Task objective: Would you restate the entries below word for word, leaving out the images?

App and web page records:
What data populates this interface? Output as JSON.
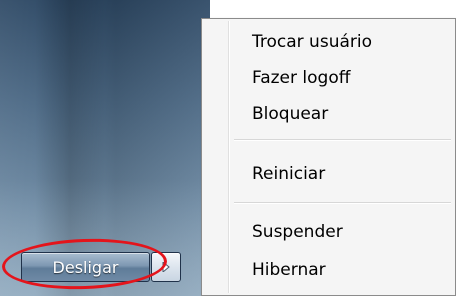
{
  "shutdown": {
    "label": "Desligar",
    "options_icon": "triangle-right-icon"
  },
  "context_menu": {
    "groups": [
      [
        "Trocar usuário",
        "Fazer logoff",
        "Bloquear"
      ],
      [
        "Reiniciar"
      ],
      [
        "Suspender",
        "Hibernar"
      ]
    ],
    "items": {
      "switch_user": "Trocar usuário",
      "log_off": "Fazer logoff",
      "lock": "Bloquear",
      "restart": "Reiniciar",
      "sleep": "Suspender",
      "hibernate": "Hibernar"
    }
  },
  "colors": {
    "annotation": "#e4141b",
    "menu_background": "#f5f5f5",
    "shutdown_text": "#ffffff"
  }
}
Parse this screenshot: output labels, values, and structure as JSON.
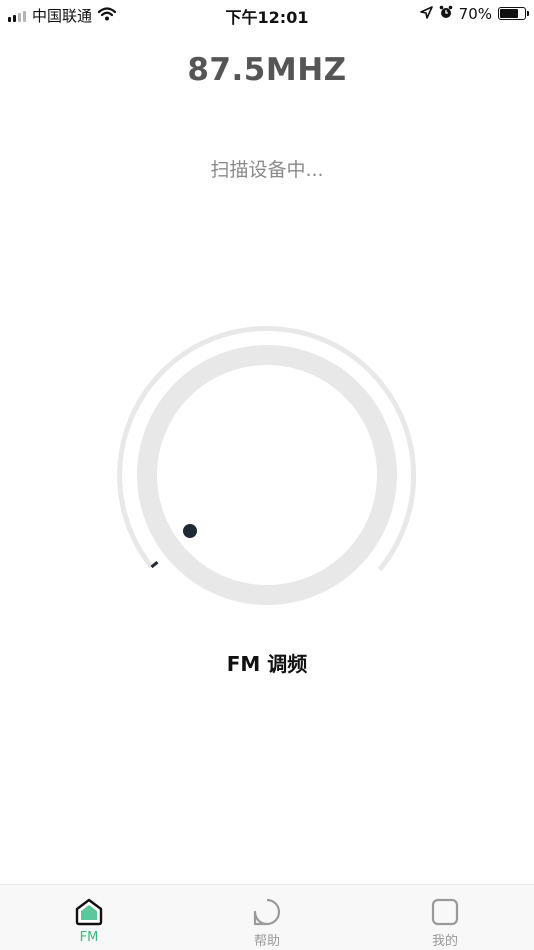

Reply:
What data populates this interface? Output as JSON.
{
  "shutdown": {
    "label": "Desligar",
    "options_icon": "triangle-right-icon"
  },
  "context_menu": {
    "groups": [
      [
        "Trocar usuário",
        "Fazer logoff",
        "Bloquear"
      ],
      [
        "Reiniciar"
      ],
      [
        "Suspender",
        "Hibernar"
      ]
    ],
    "items": {
      "switch_user": "Trocar usuário",
      "log_off": "Fazer logoff",
      "lock": "Bloquear",
      "restart": "Reiniciar",
      "sleep": "Suspender",
      "hibernate": "Hibernar"
    }
  },
  "colors": {
    "annotation": "#e4141b",
    "menu_background": "#f5f5f5",
    "shutdown_text": "#ffffff"
  }
}
Parse this screenshot: output labels, values, and structure as JSON.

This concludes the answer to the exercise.